After topsitching, roll the right side waistband so it it right side out with a gentle roll around the elastic. Use clips or pins to hold into place.

This video shows all the steps up to this point.

Now that you have the facing right side out and the top clipped into place, you need to secure the layers. The raw edges will be uneven. DO NOT TRIM FACING. Flatten the layers and secure with a line of basting about 1-1/2″ from the raw edge of the outer waistband.

With your serger, stitch right side of waistband to right side of garment. Be careful not to catch facing layer. Flatten the waistband and tuck seam allowance up into the waist band. Secure, making sure the seam is pulled flat.

Top stitch with coverhem through the waistband with the seam tucked inside.

The seam will be fully enclosed. Trim off excess and you are done.

See the last video for details.

All done!! I will play with ways to improve this technique.

Welcome to Tutorials

Seeing as I am semi-retired, I have more time to make tutorials now. I call them my “Keeping It Real” series as in,…. keeping it real. Most our our sewing rooms are not Instagram perfect and I am no exception. I’d rather share my tips and experience when I’ve got the notion than take precious time out to make my workroom look perfect. I would rather spend my hard earned money on more fabric than matching organizers.

I’ve been sewing for 50 years, starting with horse blankets for my Breyer horses, and now slowing down as an outdoor clothing/technical sewing repair expert. I will be sharing what I get inspired to share so check back every now and then. I am learning as I go – both making tutorials and new things to share.

No theme…. just what I am inspired to share.
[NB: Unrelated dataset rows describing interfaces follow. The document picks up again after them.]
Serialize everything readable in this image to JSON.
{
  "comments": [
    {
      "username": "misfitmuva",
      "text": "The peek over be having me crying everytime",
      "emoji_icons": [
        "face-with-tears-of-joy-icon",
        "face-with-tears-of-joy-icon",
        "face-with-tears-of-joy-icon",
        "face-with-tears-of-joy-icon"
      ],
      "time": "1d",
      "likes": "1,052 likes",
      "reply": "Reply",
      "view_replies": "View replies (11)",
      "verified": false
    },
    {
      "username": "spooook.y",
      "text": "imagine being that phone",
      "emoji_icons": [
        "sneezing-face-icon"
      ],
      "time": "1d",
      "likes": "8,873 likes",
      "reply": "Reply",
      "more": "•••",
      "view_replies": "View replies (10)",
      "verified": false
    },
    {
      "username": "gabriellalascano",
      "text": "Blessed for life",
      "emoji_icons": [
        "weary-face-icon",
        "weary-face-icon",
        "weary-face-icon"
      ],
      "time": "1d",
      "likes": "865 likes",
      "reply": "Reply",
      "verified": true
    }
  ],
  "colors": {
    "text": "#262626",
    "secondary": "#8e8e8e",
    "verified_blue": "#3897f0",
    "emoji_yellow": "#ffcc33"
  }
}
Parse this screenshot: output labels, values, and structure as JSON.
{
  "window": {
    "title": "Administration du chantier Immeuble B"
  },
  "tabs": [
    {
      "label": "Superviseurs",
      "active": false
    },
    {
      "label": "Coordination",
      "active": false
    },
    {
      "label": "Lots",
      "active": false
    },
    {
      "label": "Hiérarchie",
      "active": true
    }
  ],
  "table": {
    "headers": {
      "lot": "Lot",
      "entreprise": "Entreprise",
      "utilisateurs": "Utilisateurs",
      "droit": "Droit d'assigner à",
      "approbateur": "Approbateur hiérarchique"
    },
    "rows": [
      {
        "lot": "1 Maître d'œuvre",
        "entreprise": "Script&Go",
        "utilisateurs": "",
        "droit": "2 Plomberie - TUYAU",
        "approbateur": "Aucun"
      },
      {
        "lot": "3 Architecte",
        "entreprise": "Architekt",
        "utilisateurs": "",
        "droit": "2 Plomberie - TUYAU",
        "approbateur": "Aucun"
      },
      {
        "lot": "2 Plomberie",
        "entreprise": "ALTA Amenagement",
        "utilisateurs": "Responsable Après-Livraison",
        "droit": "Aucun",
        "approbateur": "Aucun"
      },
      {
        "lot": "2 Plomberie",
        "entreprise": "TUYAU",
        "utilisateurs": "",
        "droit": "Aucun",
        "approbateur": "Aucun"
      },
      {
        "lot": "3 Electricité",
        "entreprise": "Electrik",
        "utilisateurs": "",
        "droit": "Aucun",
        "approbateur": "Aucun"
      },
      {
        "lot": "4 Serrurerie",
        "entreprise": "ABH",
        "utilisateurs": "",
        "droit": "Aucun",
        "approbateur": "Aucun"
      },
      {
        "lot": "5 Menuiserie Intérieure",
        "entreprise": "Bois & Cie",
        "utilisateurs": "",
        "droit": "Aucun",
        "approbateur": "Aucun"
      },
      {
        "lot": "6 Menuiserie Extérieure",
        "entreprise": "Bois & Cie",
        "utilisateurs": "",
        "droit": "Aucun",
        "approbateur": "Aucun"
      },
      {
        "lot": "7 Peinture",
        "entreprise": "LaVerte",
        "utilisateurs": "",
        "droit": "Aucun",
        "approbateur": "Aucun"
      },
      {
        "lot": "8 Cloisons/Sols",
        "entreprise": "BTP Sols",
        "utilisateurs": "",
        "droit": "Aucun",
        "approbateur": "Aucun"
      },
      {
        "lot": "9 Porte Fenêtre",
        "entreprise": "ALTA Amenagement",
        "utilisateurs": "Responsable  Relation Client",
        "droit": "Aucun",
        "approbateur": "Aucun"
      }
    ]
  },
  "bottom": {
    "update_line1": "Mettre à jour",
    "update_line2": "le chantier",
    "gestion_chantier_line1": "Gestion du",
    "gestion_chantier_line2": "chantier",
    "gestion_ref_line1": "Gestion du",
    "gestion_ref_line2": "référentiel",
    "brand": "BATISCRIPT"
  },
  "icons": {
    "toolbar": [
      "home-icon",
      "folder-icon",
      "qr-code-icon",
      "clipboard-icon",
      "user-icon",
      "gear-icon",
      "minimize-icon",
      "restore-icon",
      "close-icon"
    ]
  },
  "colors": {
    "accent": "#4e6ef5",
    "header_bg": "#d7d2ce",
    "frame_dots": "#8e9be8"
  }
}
My YouTube Channel has assortment of videos from masks to magnets, and specific tutorials are covered in blog posts.

Why? Read my blog post on Hoarding Information.

Make a Bike Jersey

Base Layer and Collar Finish

Insulated Van Shades with Tabs

Soft Athletic Waistband

Make Lycra Bike Shorts